Yet, there was never an uncivil moment. No one sank to the level of personal recrimination. The ideas were debated, not the people who presented the ideas. Perhaps it was because, while we disagreed on some things, we were all able to find common ground on others. Maybe it was because most of the people involved were Canadians – too polite to be fierce – or that the atmosphere of the event was steeped in collegiality.
Or, more likely, it was because we were debating face to face or more often side by side. It is hard to be nasty when the person next to you could poke you in the nose. Still, I’ve seen debates in legislatures – even in Canada – devolve into fisticuffs. But other than Edward Willett falling off the podium during one exuberant statement, our discussions remained decidedly non-violent.
It’s not that writers can’t be rough-housers. But maybe, in the words of Jim Kirk, we simply decided not to rough house that day. Or just maybe, we are sick of people calling each other names when they happen to disagree about some political or social issue. The resort to threats is after all a symptom of a deeper sickness. For the second quote of my rant – violence is the last refuge of the incompetent. Or maybe it’s the first.
In a democratic society, we do not impose our views on others by force – unless you are one of those who consider all mechanisms of the state, such as law and insistence on fair dealing, to be a form of coercion. Rather we debate – sometimes with great vigour and passion – and we try to persuade others of our views. Yes, we do rely on majority votes to make decisions but healthy states ensure that minority and individual rights are protected from the will of the majority by the strongest instruments we possess – constitutions and courts.

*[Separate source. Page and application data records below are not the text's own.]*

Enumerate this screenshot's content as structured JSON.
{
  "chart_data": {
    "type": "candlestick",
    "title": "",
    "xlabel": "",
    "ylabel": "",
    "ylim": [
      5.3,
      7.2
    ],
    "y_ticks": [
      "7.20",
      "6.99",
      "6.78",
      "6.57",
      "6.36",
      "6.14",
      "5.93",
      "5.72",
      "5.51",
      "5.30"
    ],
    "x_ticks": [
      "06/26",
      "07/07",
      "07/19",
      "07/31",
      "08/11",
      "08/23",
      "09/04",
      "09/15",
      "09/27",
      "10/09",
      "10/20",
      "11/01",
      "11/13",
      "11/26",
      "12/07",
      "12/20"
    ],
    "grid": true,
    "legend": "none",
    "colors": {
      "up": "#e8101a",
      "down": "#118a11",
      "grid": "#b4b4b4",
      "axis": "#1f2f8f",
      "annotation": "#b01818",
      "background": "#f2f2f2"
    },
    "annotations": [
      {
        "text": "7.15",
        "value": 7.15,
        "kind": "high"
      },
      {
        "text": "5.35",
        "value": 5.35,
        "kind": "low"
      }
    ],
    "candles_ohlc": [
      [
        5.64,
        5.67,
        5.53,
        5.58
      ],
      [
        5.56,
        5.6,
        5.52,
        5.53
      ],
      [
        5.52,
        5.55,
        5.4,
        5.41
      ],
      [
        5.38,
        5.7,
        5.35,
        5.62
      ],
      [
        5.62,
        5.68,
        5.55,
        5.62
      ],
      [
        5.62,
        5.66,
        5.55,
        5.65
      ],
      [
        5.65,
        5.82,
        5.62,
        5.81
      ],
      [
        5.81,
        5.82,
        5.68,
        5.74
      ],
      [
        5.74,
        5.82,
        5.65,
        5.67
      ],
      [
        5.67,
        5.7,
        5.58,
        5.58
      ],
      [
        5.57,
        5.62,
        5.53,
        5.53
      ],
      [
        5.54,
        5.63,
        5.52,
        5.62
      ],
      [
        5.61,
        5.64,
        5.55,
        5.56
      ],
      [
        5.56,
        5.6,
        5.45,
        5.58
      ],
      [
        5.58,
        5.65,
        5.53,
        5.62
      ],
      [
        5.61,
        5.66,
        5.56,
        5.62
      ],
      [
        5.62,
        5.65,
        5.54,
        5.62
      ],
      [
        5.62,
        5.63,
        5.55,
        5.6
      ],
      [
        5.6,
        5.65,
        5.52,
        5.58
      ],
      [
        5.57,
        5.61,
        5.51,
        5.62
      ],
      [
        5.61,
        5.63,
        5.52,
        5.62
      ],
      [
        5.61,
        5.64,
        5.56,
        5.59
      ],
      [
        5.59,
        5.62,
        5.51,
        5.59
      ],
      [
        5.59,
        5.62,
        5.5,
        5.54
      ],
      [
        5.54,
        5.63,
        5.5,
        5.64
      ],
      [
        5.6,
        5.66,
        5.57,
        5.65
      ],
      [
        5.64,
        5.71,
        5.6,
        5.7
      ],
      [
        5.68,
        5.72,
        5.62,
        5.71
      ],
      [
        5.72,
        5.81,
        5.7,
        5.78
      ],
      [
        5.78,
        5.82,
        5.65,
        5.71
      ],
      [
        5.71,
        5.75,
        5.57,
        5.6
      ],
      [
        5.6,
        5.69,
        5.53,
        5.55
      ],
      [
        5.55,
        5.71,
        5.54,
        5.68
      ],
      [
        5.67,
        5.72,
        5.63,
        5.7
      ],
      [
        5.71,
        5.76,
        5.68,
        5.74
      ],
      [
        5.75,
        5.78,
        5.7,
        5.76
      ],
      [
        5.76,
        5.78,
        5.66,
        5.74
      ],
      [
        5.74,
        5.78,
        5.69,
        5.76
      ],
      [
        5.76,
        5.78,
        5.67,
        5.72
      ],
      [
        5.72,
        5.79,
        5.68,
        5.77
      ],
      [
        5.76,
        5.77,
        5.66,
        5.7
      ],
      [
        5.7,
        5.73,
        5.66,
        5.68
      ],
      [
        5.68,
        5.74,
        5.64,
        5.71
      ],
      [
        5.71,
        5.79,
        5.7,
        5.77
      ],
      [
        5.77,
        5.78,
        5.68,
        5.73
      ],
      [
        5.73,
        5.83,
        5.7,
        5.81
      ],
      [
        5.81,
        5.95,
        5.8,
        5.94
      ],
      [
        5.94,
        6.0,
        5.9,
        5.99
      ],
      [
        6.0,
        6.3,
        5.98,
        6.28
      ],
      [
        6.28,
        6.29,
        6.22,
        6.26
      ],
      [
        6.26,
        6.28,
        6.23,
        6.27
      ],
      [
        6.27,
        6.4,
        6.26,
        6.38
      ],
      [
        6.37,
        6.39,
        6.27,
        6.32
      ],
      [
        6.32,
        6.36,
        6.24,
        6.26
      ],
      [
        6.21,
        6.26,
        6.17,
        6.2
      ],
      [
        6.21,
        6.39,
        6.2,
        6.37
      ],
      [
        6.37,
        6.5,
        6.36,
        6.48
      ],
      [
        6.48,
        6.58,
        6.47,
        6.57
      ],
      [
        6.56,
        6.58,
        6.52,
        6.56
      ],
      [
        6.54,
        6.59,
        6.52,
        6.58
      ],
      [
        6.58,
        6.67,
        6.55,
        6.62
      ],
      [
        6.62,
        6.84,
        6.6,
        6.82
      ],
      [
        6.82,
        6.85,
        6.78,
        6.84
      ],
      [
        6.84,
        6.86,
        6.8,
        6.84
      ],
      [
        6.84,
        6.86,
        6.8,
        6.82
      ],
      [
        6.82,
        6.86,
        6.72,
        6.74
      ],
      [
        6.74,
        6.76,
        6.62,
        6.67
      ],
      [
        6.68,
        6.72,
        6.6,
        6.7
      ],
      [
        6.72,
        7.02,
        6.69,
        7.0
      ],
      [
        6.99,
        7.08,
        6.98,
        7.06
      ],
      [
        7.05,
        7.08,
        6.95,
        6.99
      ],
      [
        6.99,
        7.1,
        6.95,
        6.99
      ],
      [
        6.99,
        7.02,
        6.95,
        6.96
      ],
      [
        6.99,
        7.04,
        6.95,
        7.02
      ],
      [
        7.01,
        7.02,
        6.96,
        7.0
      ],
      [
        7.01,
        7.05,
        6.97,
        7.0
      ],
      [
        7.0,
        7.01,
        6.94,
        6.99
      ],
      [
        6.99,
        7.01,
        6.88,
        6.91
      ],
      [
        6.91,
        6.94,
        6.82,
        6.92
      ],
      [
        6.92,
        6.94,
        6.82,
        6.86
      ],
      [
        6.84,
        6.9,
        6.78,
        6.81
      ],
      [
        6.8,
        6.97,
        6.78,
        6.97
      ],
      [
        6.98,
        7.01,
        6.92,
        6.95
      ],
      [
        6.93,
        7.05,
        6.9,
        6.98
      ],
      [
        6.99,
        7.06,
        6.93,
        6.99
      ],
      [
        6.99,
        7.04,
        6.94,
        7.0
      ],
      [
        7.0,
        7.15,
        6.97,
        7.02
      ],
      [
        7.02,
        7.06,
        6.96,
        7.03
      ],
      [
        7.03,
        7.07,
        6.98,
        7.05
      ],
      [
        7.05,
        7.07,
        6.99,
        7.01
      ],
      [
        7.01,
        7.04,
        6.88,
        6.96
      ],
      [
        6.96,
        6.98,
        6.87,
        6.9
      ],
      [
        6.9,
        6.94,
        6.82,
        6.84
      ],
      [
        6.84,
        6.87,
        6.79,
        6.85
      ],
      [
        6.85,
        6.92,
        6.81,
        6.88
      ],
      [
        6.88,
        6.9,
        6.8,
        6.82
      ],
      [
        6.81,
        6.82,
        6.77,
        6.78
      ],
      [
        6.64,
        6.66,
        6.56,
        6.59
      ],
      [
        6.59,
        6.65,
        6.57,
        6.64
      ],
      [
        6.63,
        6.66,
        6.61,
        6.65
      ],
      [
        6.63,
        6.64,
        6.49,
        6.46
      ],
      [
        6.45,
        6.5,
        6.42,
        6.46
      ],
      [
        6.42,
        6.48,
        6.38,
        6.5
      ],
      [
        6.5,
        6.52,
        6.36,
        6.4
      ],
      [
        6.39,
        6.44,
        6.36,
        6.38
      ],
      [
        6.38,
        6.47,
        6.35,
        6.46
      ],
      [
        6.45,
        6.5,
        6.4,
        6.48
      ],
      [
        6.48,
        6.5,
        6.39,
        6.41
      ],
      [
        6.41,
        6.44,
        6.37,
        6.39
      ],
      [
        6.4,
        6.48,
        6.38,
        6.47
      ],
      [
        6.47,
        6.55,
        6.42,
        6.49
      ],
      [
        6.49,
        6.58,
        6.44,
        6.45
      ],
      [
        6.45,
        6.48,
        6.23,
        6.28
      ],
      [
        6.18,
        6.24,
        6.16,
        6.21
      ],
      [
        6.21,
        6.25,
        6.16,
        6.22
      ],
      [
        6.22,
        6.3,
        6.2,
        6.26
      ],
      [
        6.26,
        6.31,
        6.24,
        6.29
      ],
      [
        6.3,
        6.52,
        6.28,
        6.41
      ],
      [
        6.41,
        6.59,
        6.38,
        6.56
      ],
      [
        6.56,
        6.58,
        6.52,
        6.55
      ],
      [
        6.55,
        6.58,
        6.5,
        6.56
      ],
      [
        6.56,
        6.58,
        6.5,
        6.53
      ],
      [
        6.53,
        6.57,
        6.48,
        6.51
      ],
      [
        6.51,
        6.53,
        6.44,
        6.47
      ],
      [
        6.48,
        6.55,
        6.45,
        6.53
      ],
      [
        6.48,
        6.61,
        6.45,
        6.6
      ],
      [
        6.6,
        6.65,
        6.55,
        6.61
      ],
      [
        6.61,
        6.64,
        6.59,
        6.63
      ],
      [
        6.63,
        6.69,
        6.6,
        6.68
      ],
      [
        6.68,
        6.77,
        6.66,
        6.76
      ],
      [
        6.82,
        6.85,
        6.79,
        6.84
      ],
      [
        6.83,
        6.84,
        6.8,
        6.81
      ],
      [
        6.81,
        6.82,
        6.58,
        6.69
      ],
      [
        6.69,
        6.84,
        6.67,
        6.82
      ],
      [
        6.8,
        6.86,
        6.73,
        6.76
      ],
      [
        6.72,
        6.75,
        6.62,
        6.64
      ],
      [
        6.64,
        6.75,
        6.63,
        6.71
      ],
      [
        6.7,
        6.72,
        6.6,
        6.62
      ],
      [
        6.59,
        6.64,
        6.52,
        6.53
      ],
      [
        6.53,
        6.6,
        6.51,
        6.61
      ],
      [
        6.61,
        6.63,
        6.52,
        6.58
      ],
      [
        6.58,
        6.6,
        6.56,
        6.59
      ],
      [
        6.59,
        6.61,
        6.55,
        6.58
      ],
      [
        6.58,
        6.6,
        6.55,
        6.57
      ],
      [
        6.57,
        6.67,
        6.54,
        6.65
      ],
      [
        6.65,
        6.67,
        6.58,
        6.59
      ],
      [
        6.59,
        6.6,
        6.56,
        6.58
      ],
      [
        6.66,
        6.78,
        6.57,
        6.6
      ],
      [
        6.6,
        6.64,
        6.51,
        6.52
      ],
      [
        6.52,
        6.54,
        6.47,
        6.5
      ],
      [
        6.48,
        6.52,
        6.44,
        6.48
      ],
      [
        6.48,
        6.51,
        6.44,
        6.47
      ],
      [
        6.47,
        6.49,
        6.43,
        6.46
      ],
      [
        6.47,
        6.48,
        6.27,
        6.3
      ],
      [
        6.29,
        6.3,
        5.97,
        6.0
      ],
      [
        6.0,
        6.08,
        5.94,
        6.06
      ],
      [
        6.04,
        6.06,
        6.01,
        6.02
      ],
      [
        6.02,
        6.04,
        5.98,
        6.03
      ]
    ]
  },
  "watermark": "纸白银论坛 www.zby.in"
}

Without rational debate – and I am fully aware of the limits of reason as a tool – we can never solve the big problems. It is only through a collective process – mediated by language – that we can construct anything of significance, anything that lasts. Without it, every creation of individuals has no more meaning or permanence than a sand castle doomed to wash away at the next high tide.
But with ‘conversation’ (from the Middle English – ‘living among’) we can build the pyramids (okay, hardly a democratic example) or go to the moon. We can create big problems but we can then solve them all. It may be, after all, the thing that sets us apart, that makes us human.
But that’s ten minutes.